It would free roughly 90 percent of all job sites from regular inspections, according to Sen. Richard S. Schweiker (R-Pa.), chief sponsor of the measure, and thereby target OSHA enforcement efforts more directly on the most hazardous workplaces.

Critics, however, charge that it would relax pressure for voluntary compliance with OSHA's safety standards. They also say the bill might acquire more-crippling amendments as it goes through Congress.

Reasons for OSHA's anxiety over the proposal include the general anti-regulation climate in Congress, OSHA's early history of regulatory pettiness, and the fact that the bill has been co-sponsored by some liberals, including Sen. Harrison A. Williams (D-N.J.).

Williams was a chief sponsor of the 1970 legislation to create OSHA as the government's workplace watchdog agency. Now he is chairman of the Senate Labor and Human Resources Committee, which has headed off most past anti-OSHA moves.

Williams signed onto this year's bill in part to head off more extreme proposals, according to aides. "He saw the bill as retargeting OSHA without cutting the heart out of it," said an aide.

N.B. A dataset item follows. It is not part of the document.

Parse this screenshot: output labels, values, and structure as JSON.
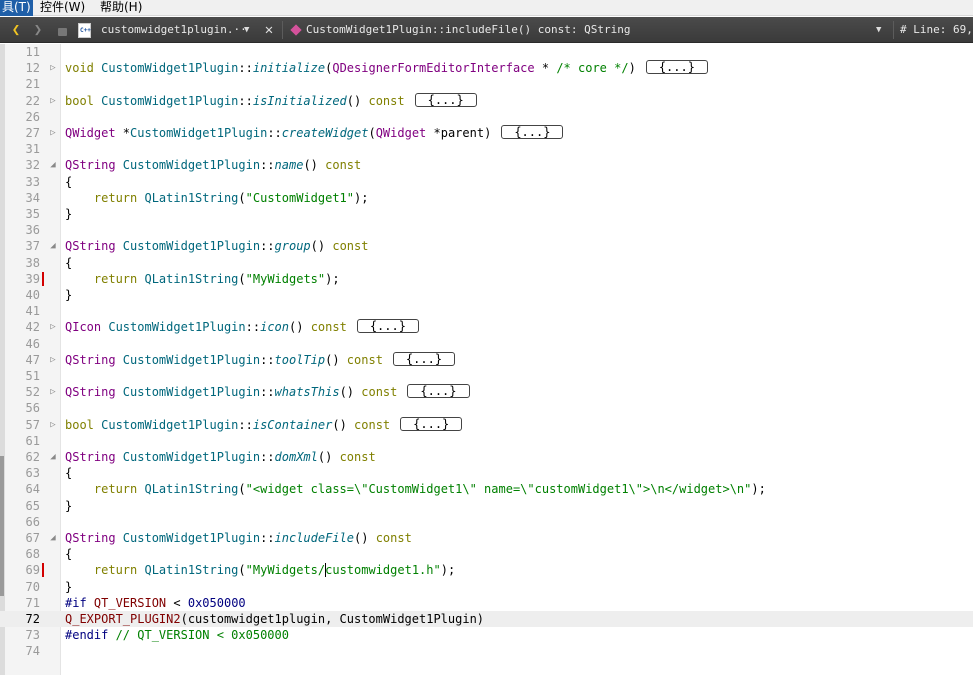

For a time, the Senate measure also had two other liberal Democratic co-sponsors, Majority Whip Alan Cranston (Calif.) and Gaylord Nelson (Wis.), both of whom are up for reelection this year. But Nelson backed off, and Cranston has said he opposes action on it until a better system is developed for measuring workplace safety.

The outcry from organized labor is credited not only with cooling Nelson's and Cranston's enthusiasm, but also with keeping other liberals from climbing aboard this particular curb-the-regulators bandwagon.

Labor's lobbying has been so intense that Schweiker was moved in a speech to business representatives to complain that "initial knee-jerk paranoia" has given way to a "concentrated holy war." He cited a United Electrical Workers union claim that the bill would "turn OSHA into a coroner's office" and a United Steelworkers of America appeal to "kill the Schweiker bill before it kills you."

Moreover, complained Schweiker, United Auto Workers locals in Pennsylvania circulated FBI-style "wanted" posters with his picture and address. This resulted in 120 people showing at his house when he was gone and "picketing" my 85-year-old father."

He also cried foul at a union allegation that he introduced the bill because of a recent OSHA citation against a tile company founded by his father. He said the citation came long after he began to work on the bill, and was directed at health problems, which are not covered by the measure.

All sides in the dispute, including OSHA and the unions, agree that the agency should concentrate on the most hazardous workplaces. OSHA points out that it is doing this already on its own, but says it needs the flexibility and deterrent effect of broad inspection authority -- "like an IRS audit or motor vehicle inspections," said Basil Whiting, deputy chief of OSHA. But Schweiker argues that OSHA isn't targeting enough on the most dangerous jobs, in effect suqandering two-thirds of its enforcement capability.

Last year, Schweiker and others succeeded in attaching a rider to an appropriations bill that exempts businesses with 10 or fewer employes from routine safety inspections for the 1980 fiscal year. But it did not affect OSHA's permanent legislation or impede inspections of larger workplaces. Health inspections and inspections prompted by injuries would not be curtailed by the proposed legislation, although a complaint of unsafe conditions could not be investigated before an employer was given a chance to correct the problem.